With the NFL being highly interested in expanding the brand globally, a developmental league also offers up the opportunity to create an international division as well. Overseas, there’s already a structure in place for football playing countries that play American football. It’s called the IFAF or International Federation of American Football (www.ifaf.info). Countries compete within their own leagues and teams qualify for the IFAF world championships. How the NFL G-League would fit into this would be to create an international division comprised of teams from certain countries: Germany, UK, Ireland, China, Japan, Austria, Italy, France, Australia, India, Sweeden, Spain & Mexico, with those country’s homegrown talent (non-import). For instance, ‘Team Germany” would consist of all German players that have qualified to make the team; similar to the olympics. The countries are all playing in leagues anyway, this would take the best of those leagues and place them on one team representing the country. That gives the NFL an opportunity to develop both international players and coaches as well.
Not only would players benefit from a development league, but also so would up-and-coming coaches. Each NFL Team would be allowed to hire 15 additional assistant coaches, who would serve as the staff of the development team.

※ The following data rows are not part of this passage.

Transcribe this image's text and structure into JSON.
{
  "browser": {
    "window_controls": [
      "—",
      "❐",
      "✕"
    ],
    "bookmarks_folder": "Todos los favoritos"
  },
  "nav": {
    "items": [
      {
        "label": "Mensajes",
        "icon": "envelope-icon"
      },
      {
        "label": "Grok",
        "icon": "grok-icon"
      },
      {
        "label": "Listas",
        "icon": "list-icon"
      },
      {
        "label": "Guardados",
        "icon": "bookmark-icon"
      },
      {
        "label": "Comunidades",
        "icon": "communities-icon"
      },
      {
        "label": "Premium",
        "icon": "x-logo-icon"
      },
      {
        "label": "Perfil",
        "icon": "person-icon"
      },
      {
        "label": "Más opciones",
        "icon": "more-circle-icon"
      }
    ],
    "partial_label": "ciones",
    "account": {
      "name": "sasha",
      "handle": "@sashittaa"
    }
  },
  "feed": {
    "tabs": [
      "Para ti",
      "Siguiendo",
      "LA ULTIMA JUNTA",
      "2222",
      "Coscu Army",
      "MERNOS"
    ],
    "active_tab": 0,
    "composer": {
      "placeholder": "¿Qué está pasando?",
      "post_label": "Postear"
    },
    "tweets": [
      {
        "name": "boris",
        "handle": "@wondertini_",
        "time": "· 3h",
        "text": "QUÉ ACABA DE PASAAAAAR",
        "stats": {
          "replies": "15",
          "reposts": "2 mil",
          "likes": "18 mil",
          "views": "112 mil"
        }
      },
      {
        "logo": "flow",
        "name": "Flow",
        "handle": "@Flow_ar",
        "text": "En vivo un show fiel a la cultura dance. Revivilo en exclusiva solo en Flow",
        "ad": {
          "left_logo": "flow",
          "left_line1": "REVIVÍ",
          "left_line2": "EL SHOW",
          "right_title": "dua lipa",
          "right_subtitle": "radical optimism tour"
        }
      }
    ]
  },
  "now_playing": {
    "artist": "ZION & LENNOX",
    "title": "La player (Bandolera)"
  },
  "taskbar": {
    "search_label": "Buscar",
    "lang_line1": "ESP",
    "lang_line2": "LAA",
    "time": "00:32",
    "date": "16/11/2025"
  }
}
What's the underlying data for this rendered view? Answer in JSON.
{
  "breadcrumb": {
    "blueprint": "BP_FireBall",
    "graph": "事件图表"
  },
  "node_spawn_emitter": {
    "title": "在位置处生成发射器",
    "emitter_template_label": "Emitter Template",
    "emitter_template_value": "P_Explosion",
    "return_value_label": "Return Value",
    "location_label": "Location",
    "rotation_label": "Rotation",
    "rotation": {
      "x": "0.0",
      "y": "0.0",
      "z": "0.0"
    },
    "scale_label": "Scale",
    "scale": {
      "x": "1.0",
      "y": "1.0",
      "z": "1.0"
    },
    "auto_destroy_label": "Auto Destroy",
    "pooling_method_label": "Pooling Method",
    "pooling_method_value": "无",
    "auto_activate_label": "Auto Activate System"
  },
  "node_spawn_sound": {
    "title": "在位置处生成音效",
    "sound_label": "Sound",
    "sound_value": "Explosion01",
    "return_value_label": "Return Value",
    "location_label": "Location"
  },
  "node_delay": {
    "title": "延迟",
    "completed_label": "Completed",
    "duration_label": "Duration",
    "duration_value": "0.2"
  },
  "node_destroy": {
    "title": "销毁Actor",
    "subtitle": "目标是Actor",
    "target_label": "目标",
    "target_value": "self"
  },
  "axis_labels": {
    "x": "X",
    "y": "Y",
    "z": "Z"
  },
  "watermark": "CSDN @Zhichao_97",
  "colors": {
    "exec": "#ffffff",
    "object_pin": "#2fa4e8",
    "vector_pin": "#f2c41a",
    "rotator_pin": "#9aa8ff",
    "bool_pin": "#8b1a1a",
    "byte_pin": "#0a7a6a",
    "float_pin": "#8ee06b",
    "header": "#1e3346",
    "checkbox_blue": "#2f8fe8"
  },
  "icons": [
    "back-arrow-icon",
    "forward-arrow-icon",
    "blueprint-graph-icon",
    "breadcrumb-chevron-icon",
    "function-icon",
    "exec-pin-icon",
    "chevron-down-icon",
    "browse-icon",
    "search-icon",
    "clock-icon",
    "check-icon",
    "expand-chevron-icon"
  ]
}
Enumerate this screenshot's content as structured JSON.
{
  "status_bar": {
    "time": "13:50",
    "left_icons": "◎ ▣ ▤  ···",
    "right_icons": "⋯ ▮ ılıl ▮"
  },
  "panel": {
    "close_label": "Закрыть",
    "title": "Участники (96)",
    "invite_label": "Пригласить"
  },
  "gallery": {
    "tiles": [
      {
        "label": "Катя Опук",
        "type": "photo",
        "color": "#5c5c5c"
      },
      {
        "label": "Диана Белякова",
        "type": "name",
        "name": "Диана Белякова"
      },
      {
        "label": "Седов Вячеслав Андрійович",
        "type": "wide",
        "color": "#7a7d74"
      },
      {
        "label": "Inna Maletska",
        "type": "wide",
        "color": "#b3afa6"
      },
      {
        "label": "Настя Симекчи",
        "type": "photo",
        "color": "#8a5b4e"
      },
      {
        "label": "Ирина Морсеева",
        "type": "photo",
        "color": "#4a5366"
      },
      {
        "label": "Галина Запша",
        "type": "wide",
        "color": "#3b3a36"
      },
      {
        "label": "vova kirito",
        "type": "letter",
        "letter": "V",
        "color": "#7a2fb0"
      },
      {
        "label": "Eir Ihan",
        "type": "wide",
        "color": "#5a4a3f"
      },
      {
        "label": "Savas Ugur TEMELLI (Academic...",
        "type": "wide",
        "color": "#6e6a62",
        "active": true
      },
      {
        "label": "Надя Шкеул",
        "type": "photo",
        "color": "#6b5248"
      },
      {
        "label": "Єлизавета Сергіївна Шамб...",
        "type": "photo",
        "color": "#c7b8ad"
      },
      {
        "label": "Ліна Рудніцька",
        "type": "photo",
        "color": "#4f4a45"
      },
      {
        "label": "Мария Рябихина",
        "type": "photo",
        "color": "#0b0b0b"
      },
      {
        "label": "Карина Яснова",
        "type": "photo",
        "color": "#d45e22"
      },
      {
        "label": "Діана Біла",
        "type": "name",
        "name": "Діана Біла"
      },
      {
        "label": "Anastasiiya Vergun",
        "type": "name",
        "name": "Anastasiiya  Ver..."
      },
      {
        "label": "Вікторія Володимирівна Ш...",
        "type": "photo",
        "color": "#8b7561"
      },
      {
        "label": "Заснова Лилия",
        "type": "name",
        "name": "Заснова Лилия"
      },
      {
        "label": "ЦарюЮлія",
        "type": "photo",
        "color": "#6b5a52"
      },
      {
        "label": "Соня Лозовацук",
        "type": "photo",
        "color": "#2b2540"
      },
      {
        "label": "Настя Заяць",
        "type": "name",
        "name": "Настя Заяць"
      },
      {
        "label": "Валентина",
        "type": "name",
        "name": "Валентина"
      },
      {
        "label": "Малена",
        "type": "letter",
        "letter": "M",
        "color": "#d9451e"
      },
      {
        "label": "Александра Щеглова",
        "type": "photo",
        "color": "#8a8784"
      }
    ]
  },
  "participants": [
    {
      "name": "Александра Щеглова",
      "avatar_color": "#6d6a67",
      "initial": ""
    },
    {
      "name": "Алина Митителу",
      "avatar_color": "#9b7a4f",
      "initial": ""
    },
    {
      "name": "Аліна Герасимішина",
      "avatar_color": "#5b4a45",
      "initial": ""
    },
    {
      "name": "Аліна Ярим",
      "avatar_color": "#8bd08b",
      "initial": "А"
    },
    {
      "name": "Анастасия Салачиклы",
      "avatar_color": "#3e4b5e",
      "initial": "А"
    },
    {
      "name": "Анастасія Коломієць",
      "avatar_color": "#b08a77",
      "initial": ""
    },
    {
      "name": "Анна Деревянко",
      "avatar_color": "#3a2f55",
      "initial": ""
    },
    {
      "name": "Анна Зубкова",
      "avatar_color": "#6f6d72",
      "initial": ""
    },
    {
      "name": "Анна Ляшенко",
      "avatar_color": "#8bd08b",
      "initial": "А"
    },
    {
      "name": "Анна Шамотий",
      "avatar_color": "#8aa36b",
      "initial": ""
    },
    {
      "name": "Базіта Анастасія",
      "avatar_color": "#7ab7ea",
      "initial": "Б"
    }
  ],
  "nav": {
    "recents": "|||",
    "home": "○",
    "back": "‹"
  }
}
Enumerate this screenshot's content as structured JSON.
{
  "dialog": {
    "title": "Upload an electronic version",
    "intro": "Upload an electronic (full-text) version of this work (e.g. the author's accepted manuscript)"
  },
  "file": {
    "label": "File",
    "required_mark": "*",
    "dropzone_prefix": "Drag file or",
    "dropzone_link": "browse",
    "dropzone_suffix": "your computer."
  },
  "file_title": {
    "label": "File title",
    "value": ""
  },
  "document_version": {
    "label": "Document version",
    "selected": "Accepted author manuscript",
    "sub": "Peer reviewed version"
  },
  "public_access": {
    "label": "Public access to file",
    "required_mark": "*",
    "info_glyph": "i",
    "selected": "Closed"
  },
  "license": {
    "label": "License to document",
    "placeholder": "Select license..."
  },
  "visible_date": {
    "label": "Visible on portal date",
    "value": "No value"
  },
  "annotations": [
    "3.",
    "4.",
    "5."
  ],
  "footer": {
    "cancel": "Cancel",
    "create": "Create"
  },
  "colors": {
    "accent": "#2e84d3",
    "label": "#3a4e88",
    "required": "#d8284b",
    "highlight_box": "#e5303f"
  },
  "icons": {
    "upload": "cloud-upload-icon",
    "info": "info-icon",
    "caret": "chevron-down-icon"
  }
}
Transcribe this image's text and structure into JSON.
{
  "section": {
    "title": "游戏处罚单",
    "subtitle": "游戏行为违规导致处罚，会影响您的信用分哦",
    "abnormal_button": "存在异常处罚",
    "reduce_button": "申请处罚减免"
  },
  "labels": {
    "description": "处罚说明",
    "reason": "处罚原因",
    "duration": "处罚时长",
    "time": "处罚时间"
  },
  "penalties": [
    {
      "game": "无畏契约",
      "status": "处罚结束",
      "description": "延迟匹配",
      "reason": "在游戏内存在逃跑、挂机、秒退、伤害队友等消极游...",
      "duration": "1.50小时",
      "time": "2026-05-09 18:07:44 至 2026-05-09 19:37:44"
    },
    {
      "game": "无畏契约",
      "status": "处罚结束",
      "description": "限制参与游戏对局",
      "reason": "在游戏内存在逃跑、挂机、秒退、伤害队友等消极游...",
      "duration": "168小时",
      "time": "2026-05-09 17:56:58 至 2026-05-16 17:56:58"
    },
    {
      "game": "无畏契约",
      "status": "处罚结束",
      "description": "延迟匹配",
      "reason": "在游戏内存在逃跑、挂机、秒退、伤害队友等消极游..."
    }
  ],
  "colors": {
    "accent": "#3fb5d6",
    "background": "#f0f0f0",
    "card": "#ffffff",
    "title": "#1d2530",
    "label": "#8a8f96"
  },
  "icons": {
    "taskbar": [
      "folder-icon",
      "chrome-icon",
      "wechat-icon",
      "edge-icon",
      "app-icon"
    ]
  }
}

This gives the parent NFL squad the opportunity to have the development players running the same system, same terminology as the NFL team. That way, if one of the players got called up to the parent squad, he can hit the ground running. Another benefit is for the coaches to get valuable repetitions in game-planning, scouting, and game-day situations. Continuity is key for an NFL team and having the additional coaches on staff to run the developmental team keeps everything streamlined.
One of the biggest concerns for NFL teams is the lack of ‘game ready’ players if someone gets injured. That’s why for a developmental league to truly work, the schedule has to coincide with the NFL schedule. Games would be played on Wednesday nights during the week, which allows the NFL to have content on Wednesday, Thursday, Sunday & Monday. The Players are getting valuable game experience and most importantly game tape post-college football. Also, it allows the teams to have players at their disposal that are in game shape, that’s familiar with the system, if they need to call up a player for a game on short notice. The regular season would be 10-games, no bye week, an 8-team playoff (8-division winners) with a title game.
According to the website Spotrac.com, the base salary for an NFL player with 0 years of experience is $465,000. Obviously, that number won’t work for a developmental squad. The base salary for a developmental squad player would be $200,000. Multiplied by 53 players on the roster for a total player salary of $10.6 million dollars. Through collective bargaining, that money has to be included/allocated in the total salary cap, which continues to rise every year.
With the people having multiple ways of viewing content these days, a fully funded NFL Developmental League backed by the NFL, has a chance to be creative in delivering the content to consumers. The opportunity to offer these games only on Facebook Live, Amazon, Twitter, Yahoo, YouTube, Apple TV, in addition to NFL Network, gives the league a chance to thrive. The NFL has a unique opportunity to take full advantage of the digital, mobile-age consumer with this move.
As far as the fan experience is concerned, expectations for ticket sales and attendance should be that of a minor league baseball team. The goal and expectation should be around 3,500-10,000 per game, with 10,000 being the max. Think small to grow big should be the philosophy for the league with this project. It also should offer a much more affordable choice for a family to attend a game. The most important thing is the development of players and coaches, and if you can break even or make a tiny profit in the process, it should be considered a bonus.
This is just a fun exercise to create more opportunities for players, coaches, scouts and personnel people in the game of professional football. I’m pretty sure there’s a couple of things that I may have missed or left out. That’s why I want to keep this conversation going. Let’s build this thing together.
Share/add your idea with me on twitter @FBallgameplan using the hashtag #NFLGLeague.